In a worldwide movement that began in earnest after World War Two, mechanization and the subsequent displacement of labor changed the face of the farming and rural landscape. That process, unyielding and accelerating, is remaking the rural landscape worldwide.
Here in Illinois the process has reached what I believe to be the landscape of the foreseeable future: the landscape of the 21st century.
In a great swath across Illinois lies some of the richest land in the world; deep, rich prairies with ancient black soils. Edging the prairies are the uplands, thin soils, but once covered with ancient hardwood forests. The fields of the prairie have a grandness that is comparable to the ocean vastness, with breathtaking horizons and an immersion in the weather that is direct and personal. The hills have a beauty, especially in the spring and fall, that is profoundly satisfying.
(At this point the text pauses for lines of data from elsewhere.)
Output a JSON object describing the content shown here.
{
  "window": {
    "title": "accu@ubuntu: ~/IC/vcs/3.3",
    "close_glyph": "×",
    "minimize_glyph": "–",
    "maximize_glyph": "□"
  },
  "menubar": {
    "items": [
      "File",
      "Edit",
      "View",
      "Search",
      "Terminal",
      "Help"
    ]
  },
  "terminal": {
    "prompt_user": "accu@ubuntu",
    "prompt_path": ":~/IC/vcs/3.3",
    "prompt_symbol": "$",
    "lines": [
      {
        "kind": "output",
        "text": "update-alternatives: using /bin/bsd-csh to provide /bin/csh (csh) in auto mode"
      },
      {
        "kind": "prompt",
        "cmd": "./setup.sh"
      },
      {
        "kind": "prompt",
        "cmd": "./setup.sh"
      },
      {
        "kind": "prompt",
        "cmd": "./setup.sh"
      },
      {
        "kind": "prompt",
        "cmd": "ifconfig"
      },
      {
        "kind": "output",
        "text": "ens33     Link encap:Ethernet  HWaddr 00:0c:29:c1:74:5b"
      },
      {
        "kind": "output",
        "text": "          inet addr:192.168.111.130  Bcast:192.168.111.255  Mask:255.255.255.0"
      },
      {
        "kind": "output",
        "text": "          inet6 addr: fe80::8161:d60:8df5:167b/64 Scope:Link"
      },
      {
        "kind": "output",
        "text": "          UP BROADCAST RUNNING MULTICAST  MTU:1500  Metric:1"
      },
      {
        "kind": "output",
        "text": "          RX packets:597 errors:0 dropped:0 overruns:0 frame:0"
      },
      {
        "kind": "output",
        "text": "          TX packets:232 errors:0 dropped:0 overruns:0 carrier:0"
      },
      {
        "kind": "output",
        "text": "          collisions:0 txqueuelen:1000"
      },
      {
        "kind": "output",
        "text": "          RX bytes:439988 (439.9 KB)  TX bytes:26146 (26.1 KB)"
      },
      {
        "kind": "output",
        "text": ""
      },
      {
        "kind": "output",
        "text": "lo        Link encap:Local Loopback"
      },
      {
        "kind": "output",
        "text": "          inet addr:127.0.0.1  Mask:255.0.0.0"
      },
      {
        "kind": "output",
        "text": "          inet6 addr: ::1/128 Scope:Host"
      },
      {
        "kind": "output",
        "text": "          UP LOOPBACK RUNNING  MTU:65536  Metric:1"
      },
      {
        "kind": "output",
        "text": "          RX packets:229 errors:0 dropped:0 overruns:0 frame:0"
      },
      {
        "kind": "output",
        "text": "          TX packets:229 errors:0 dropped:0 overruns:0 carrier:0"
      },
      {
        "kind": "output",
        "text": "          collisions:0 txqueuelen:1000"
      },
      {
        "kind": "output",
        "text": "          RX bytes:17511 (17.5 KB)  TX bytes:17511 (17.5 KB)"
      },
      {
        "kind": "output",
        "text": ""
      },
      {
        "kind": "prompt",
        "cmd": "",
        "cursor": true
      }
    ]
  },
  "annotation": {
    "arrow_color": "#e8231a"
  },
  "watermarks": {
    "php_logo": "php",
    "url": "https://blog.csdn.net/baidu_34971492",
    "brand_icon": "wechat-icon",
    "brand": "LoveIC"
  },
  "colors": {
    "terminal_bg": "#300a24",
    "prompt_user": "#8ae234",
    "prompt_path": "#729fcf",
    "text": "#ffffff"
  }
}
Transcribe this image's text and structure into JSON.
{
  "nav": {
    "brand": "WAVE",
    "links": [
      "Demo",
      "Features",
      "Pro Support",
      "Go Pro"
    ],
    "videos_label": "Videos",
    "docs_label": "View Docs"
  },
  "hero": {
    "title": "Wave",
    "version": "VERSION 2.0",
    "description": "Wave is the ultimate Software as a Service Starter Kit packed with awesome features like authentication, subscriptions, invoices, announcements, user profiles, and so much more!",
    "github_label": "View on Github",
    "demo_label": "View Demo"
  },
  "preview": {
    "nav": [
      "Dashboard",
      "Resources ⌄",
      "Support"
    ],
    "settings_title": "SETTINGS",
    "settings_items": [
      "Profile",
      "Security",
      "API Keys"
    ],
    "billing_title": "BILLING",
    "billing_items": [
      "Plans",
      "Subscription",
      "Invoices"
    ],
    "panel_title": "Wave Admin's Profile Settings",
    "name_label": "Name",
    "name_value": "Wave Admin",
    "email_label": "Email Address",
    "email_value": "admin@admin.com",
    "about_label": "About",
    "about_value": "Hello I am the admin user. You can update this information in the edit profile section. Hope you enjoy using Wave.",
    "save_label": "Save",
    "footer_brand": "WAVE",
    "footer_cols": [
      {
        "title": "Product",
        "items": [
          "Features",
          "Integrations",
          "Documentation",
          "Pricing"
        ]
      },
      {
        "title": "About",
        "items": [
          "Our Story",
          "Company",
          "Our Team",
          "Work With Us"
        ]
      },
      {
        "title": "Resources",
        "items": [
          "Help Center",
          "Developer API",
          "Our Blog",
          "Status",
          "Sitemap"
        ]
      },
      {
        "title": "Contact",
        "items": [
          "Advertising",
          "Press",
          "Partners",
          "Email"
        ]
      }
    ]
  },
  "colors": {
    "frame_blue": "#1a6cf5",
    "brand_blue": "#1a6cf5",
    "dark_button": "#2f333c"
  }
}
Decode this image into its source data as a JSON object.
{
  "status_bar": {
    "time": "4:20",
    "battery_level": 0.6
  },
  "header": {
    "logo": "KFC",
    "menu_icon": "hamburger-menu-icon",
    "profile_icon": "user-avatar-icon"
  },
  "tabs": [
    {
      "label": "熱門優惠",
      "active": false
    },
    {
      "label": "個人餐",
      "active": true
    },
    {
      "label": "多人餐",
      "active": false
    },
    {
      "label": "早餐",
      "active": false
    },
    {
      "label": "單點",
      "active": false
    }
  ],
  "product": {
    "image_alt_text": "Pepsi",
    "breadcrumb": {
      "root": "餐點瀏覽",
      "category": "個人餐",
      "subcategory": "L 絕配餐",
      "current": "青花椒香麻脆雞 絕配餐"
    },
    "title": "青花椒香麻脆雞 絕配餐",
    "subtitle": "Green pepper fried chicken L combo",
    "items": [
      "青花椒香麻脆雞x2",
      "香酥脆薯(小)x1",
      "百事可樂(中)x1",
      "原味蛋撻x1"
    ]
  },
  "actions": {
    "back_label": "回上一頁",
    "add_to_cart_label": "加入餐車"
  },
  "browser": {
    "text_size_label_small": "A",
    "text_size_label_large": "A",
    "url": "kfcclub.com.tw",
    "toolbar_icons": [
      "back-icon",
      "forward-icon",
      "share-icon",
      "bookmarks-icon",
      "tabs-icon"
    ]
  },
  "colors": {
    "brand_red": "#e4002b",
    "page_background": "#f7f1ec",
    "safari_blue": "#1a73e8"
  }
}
Across this expanse immigrants began settling in earnest at the turn of the 19th century. First the flow of people from Appalachia and the upland south poured into the hills where the forests were cleared for farms, timber, and firewood. Then onto the Grand Prairie itself where, among others, German immigrants drained the boggy soils and ripped the land with the steel tipped John Deere plow.